### [Your goal]
Copy, from the material below, every line in which the word "kompatibel" can be found.

· · · · · · ·

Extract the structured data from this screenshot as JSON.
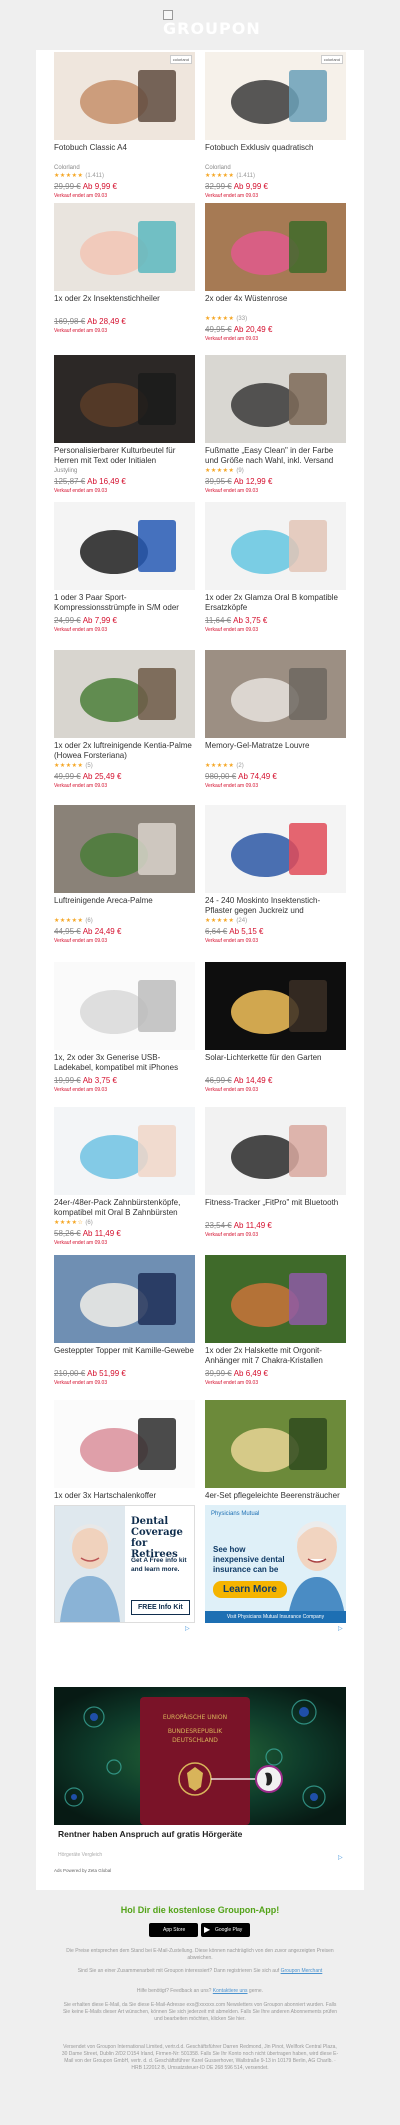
{
  "header": {
    "logo_text": "GROUPON",
    "logo_icon": "broken-image-icon"
  },
  "deals": [
    {
      "title": "Fotobuch Classic A4",
      "merchant": "Colorland",
      "stars": "★★★★★",
      "reviews": "(1.411)",
      "old_price": "29,99 €",
      "new_price": "Ab 9,99 €",
      "ends": "Verkauf endet am 09.03",
      "badge": "colorland"
    },
    {
      "title": "Fotobuch Exklusiv quadratisch",
      "merchant": "Colorland",
      "stars": "★★★★★",
      "reviews": "(1.411)",
      "old_price": "32,99 €",
      "new_price": "Ab 9,99 €",
      "ends": "Verkauf endet am 09.03",
      "badge": "colorland"
    },
    {
      "title": "1x oder 2x Insektenstichheiler",
      "merchant": "",
      "stars": "",
      "reviews": "",
      "old_price": "169,98 €",
      "new_price": "Ab 28,49 €",
      "ends": "Verkauf endet am 09.03"
    },
    {
      "title": "2x oder 4x Wüstenrose",
      "merchant": "",
      "stars": "★★★★★",
      "reviews": "(33)",
      "old_price": "49,95 €",
      "new_price": "Ab 20,49 €",
      "ends": "Verkauf endet am 09.03"
    },
    {
      "title": "Personalisierbarer Kulturbeutel für Herren mit Text oder Initialen",
      "merchant": "Justyling",
      "stars": "",
      "reviews": "",
      "old_price": "125,87 €",
      "new_price": "Ab 16,49 €",
      "ends": "Verkauf endet am 09.03"
    },
    {
      "title": "Fußmatte „Easy Clean\" in der Farbe und Größe nach Wahl, inkl. Versand",
      "merchant": "",
      "stars": "★★★★★",
      "reviews": "(9)",
      "old_price": "39,95 €",
      "new_price": "Ab 12,99 €",
      "ends": "Verkauf endet am 09.03"
    },
    {
      "title": "1 oder 3 Paar Sport-Kompressionsstrümpfe in S/M oder L/XL",
      "merchant": "",
      "stars": "",
      "reviews": "",
      "old_price": "24,99 €",
      "new_price": "Ab 7,99 €",
      "ends": "Verkauf endet am 09.03"
    },
    {
      "title": "1x oder 2x Glamza Oral B kompatible Ersatzköpfe",
      "merchant": "",
      "stars": "",
      "reviews": "",
      "old_price": "11,64 €",
      "new_price": "Ab 3,75 €",
      "ends": "Verkauf endet am 09.03"
    },
    {
      "title": "1x oder 2x luftreinigende Kentia-Palme (Howea Forsteriana)",
      "merchant": "",
      "stars": "★★★★★",
      "reviews": "(5)",
      "old_price": "49,99 €",
      "new_price": "Ab 25,49 €",
      "ends": "Verkauf endet am 09.03"
    },
    {
      "title": "Memory-Gel-Matratze Louvre",
      "merchant": "",
      "stars": "★★★★★",
      "reviews": "(2)",
      "old_price": "980,00 €",
      "new_price": "Ab 74,49 €",
      "ends": "Verkauf endet am 09.03"
    },
    {
      "title": "Luftreinigende Areca-Palme",
      "merchant": "",
      "stars": "★★★★★",
      "reviews": "(6)",
      "old_price": "44,95 €",
      "new_price": "Ab 24,49 €",
      "ends": "Verkauf endet am 09.03"
    },
    {
      "title": "24 - 240 Moskinto Insektenstich-Pflaster gegen Juckreiz und Schwellung",
      "merchant": "",
      "stars": "★★★★★",
      "reviews": "(24)",
      "old_price": "6,64 €",
      "new_price": "Ab 5,15 €",
      "ends": "Verkauf endet am 09.03"
    },
    {
      "title": "1x, 2x oder 3x Generise USB-Ladekabel, kompatibel mit iPhones",
      "merchant": "",
      "stars": "",
      "reviews": "",
      "old_price": "19,99 €",
      "new_price": "Ab 3,75 €",
      "ends": "Verkauf endet am 09.03"
    },
    {
      "title": "Solar-Lichterkette für den Garten",
      "merchant": "",
      "stars": "",
      "reviews": "",
      "old_price": "46,99 €",
      "new_price": "Ab 14,49 €",
      "ends": "Verkauf endet am 09.03"
    },
    {
      "title": "24er-/48er-Pack Zahnbürstenköpfe, kompatibel mit Oral B Zahnbürsten",
      "merchant": "",
      "stars": "★★★★☆",
      "reviews": "(6)",
      "old_price": "58,26 €",
      "new_price": "Ab 11,49 €",
      "ends": "Verkauf endet am 09.03"
    },
    {
      "title": "Fitness-Tracker „FitPro\" mit Bluetooth",
      "merchant": "",
      "stars": "",
      "reviews": "",
      "old_price": "23,54 €",
      "new_price": "Ab 11,49 €",
      "ends": "Verkauf endet am 09.03"
    },
    {
      "title": "Gesteppter Topper mit Kamille-Gewebe",
      "merchant": "",
      "stars": "",
      "reviews": "",
      "old_price": "210,00 €",
      "new_price": "Ab 51,99 €",
      "ends": "Verkauf endet am 09.03"
    },
    {
      "title": "1x oder 2x Halskette mit Orgonit-Anhänger mit 7 Chakra-Kristallen",
      "merchant": "",
      "stars": "",
      "reviews": "",
      "old_price": "39,99 €",
      "new_price": "Ab 6,49 €",
      "ends": "Verkauf endet am 09.03"
    },
    {
      "title": "1x oder 3x Hartschalenkoffer",
      "merchant": "",
      "stars": "★★★★★",
      "reviews": "(16)",
      "old_price": "99,63 €",
      "new_price": "Ab 33,99 €",
      "ends": "Verkauf endet am 09.03"
    },
    {
      "title": "4er-Set pflegeleichte Beerensträucher",
      "merchant": "",
      "stars": "★★★★★",
      "reviews": "(1)",
      "old_price": "49,95 €",
      "new_price": "Ab 23,99 €",
      "ends": "Verkauf endet am 09.03"
    }
  ],
  "ads": {
    "ad1": {
      "headline": "Dental Coverage for Retirees",
      "sub": "Get A Free info kit and learn more.",
      "button": "FREE Info Kit"
    },
    "ad2": {
      "brand": "Physicians Mutual",
      "headline": "See how inexpensive dental insurance can be",
      "button": "Learn More",
      "footer": "Visit Physicians Mutual Insurance Company"
    },
    "adchoices_icon": "adchoices-icon",
    "big": {
      "title": "Rentner haben Anspruch auf gratis Hörgeräte",
      "meta": "Hörgeräte Vergleich",
      "powered": "Ads Powered by Zeta Global"
    }
  },
  "app": {
    "headline": "Hol Dir die kostenlose Groupon-App!",
    "appstore": "App Store",
    "googleplay": "Google Play"
  },
  "legal": {
    "p1": "Die Preise entsprechen dem Stand bei E-Mail-Zustellung. Diese können nachträglich von den zuvor angezeigten Preisen abweichen.",
    "p2_text": "Sind Sie an einer Zusammenarbeit mit Groupon interessiert? Dann registrieren Sie sich auf",
    "p2_link": "Groupon Merchant",
    "p3_text": "Hilfe benötigt? Feedback an uns?",
    "p3_link": "Kontaktiere uns",
    "p3_end": "gerne.",
    "p4": "Sie erhalten diese E-Mail, da Sie diese E-Mail-Adresse exx@xxxxxx.com Newsletters von Groupon abonniert wurden. Falls Sie keine E-Mails dieser Art wünschen, können Sie sich jederzeit mit abmelden. Falls Sie Ihre anderen Abonnements prüfen und bearbeiten möchten, klicken Sie hier.",
    "p5": "Versendet von Groupon International Limited, vertr.d.d. Geschäftsführer Darren Redmond, Jin Pinot, Wellfork Central Plaza, 30 Dame Street, Dublin 2/D2 D154 Irland, Firmen-Nr: 501358. Falls Sie Ihr Konto noch nicht übertragen haben, wird diese E-Mail von der Groupon GmbH, vertr. d. d. Geschäftsführer Karel Gusserhover, Wallstraße 9-13 in 10179 Berlin, AG Charlb. · HRB 122012 B, Umsatzsteuer-ID DE 268 596 514, versendet."
  }
}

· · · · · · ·

### [Your response]
      "title": "1x, 2x oder 3x Generise USB-Ladekabel, kompatibel mit iPhones",
      "title": "24er-/48er-Pack Zahnbürstenköpfe, kompatibel mit Oral B Zahnbürsten",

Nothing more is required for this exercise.